Uncle Jim became an Army Air Core instructor with the start of the war, and his planes were impounded, with their engines removed and locked in a separate building. I'm not certain about the course of the events at this point, but apparently somewhere along the way, he sold his Cadet, whether to the government, or a private owner, I don't know.
In any case, following the war, he decided to return to flying, and place an order for the first civilian Culver Cadet scheduled to be produced following the war. According to the story that my father told me, When this Cadet, in its civilian trim, was wheeled out, the company test pilot and the president of the company took it up for its first flight, to celebrate the company's return to peace time production. They attempted to spin the aircraft, the fabric under one of the wings ripped. This time the wing of the brand new aircraft failed, and both men were killed.
According to this story, the company folded shortly there after, and my uncle Jim decided that, between this incident, and the growing costs of maintenance and fuel, to stop flying.
It is an interesting story, but perhaps someone who knows more about the history of the Culver company can help me to sort out the facts from the myth. I will be passing the story on to my ten year old daughter, but I would like her to have the complete, and if possible, correct story.
08/28/2006 @ 07:04 [ref: 14011]
| Franklyn E. Dailey Jr.|
| I was the Project Coordinator for VX-2 at Chinco 1951-53. An e-mail friend states that Bill Coons was looking for drone info. I arrived at VX-2 just as the TD2C was being phased out. The Exec. a big guy specialized in that a/c, and on hot days, represented too much weight to get that a/c off the ground even on the long runway. I helped test F6F-5Ks, and flew as Chase 2 and a couple of times as Chase 1 in F8Fs to take drones out over the Atlantic to use as targets for the USS Mississippi's developmental Terrier battery. Another mission was to configure F6F a/c as drones for carrier launches into the train tunnels on the Korean Peninsula. That O-in-C, who was not attached to VX-2 but was a "customer'" for our work, is still living. He is a Naval Academy classmate of mine named Larry Kurtz. The radio control/autopilot ground ops officer for VX-2 during my tenure is still living in California. He is not an e-mailer but has snail mailed me to contribute to my book on instrument flying from his experience in the Aleutians in the 1930s. His name is Lee DiNapoli. Mr. Coons may already have been in touch with those gentlemen.

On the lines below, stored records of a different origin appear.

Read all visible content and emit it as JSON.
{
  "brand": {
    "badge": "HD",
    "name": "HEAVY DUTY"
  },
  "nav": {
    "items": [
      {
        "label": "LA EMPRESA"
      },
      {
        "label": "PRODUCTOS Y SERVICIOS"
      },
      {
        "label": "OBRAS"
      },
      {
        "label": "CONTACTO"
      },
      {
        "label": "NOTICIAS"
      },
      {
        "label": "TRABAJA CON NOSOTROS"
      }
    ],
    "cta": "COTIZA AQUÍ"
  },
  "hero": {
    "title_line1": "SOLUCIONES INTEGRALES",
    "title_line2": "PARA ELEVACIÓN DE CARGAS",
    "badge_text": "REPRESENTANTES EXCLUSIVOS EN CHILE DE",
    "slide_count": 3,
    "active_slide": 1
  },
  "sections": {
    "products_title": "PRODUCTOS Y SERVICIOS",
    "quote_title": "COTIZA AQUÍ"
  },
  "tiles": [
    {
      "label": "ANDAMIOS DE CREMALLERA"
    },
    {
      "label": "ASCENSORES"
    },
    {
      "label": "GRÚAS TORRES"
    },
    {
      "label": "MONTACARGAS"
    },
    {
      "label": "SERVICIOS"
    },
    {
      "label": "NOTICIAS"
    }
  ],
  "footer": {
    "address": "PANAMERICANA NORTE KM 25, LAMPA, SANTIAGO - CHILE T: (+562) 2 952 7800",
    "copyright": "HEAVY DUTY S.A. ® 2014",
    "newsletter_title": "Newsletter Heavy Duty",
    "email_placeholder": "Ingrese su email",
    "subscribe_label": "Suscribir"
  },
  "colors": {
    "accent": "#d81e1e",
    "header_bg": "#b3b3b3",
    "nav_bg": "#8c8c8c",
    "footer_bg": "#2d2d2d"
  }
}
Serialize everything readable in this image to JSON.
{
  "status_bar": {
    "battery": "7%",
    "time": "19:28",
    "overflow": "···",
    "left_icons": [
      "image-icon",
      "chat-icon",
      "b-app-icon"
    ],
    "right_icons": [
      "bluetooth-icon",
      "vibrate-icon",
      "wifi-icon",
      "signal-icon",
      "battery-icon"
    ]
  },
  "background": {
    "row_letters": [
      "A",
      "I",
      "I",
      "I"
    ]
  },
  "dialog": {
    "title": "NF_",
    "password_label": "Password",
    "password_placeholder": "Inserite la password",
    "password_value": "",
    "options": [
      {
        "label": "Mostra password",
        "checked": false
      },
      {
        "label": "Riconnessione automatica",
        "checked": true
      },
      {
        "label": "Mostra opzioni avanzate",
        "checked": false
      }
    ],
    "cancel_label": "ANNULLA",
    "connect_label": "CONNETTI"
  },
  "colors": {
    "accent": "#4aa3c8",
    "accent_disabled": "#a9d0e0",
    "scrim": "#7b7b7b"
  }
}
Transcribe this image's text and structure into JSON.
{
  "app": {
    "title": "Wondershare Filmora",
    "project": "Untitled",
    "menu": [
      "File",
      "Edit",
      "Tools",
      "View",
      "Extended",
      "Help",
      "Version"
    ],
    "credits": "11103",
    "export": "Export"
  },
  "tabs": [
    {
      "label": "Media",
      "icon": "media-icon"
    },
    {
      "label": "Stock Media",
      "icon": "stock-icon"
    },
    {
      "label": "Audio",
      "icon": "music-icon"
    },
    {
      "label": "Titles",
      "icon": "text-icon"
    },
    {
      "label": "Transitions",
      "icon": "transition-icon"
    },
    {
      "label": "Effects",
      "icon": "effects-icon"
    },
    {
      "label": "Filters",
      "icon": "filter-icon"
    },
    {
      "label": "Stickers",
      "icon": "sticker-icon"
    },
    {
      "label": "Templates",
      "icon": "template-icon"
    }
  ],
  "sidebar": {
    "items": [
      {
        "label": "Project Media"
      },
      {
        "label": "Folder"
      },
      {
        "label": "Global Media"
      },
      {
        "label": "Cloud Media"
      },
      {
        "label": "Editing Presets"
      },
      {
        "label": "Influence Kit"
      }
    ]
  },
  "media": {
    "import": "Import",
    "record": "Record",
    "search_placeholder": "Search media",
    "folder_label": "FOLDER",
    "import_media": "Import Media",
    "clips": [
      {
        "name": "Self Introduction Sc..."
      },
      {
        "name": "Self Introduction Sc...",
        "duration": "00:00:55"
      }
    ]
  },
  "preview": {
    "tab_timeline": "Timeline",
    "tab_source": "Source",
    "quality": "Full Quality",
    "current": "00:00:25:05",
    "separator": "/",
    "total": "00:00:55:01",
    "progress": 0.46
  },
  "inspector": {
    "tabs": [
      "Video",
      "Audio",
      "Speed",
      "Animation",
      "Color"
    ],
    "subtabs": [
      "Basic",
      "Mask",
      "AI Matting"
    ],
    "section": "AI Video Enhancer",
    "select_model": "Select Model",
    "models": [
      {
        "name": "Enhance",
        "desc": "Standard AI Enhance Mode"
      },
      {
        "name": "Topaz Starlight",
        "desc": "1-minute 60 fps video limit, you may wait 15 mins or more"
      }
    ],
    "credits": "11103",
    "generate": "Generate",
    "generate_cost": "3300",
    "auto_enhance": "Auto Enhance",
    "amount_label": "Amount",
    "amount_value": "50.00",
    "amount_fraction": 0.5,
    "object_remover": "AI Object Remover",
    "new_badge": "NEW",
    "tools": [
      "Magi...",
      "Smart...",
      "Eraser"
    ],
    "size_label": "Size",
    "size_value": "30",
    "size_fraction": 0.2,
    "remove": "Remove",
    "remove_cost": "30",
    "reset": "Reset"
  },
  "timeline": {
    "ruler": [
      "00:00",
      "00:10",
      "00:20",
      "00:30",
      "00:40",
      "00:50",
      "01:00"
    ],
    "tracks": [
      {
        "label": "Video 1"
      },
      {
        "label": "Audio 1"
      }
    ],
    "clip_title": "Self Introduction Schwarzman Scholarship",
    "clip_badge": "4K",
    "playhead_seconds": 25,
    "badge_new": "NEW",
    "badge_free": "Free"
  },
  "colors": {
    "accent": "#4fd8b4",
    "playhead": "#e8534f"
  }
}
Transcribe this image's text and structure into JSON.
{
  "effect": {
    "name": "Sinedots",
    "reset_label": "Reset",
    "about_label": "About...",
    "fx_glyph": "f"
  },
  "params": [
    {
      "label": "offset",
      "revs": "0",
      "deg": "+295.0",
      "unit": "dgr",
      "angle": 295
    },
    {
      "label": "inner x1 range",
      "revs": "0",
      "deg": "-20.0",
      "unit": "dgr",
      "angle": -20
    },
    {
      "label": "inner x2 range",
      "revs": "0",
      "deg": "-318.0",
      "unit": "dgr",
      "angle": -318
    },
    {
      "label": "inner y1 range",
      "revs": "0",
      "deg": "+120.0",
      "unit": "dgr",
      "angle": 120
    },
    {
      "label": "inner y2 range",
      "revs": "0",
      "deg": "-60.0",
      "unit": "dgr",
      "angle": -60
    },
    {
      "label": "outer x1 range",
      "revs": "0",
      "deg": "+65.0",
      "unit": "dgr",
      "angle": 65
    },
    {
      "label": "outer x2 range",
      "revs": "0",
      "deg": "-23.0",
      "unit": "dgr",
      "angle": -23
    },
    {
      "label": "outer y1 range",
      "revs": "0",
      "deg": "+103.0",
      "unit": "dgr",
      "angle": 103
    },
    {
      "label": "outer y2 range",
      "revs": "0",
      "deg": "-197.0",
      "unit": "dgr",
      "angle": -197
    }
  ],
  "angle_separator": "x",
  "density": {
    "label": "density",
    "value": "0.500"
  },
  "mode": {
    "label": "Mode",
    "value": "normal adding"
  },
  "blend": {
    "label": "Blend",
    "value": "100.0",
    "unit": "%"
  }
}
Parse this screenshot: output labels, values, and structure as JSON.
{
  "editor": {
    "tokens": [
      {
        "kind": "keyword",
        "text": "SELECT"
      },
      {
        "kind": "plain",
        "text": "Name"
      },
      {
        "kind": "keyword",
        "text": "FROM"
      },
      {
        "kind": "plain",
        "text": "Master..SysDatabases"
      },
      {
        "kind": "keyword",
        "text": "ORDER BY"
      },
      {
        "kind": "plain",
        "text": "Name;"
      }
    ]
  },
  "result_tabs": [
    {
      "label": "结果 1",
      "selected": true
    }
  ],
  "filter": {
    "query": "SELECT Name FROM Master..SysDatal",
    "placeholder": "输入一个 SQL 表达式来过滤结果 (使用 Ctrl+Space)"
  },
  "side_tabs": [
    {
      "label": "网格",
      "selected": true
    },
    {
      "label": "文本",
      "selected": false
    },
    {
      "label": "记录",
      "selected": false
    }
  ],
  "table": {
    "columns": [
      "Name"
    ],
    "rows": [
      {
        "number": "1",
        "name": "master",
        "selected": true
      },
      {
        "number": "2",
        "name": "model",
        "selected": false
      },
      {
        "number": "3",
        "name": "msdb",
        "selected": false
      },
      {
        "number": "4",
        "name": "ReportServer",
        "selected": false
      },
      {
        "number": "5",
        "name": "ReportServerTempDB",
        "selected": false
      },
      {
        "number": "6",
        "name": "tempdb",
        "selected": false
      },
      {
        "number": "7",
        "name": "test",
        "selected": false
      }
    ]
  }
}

I have written some on the subject of drone ops especially to acknowledge that the German Luftwaffe's glider bombs had all the relevant radio control and autopilot technology demonstrated in offensive ops in the Med at least as early as 1943 where I had earlier served as a DD gunnery officer.
My website is www.daileyint.com for draft versions of my writings which later became published books.
Frank Dailey Jr.
12/26/2004 @ 12:07 [ref: 8968]
Recent photos uploaded by our visitors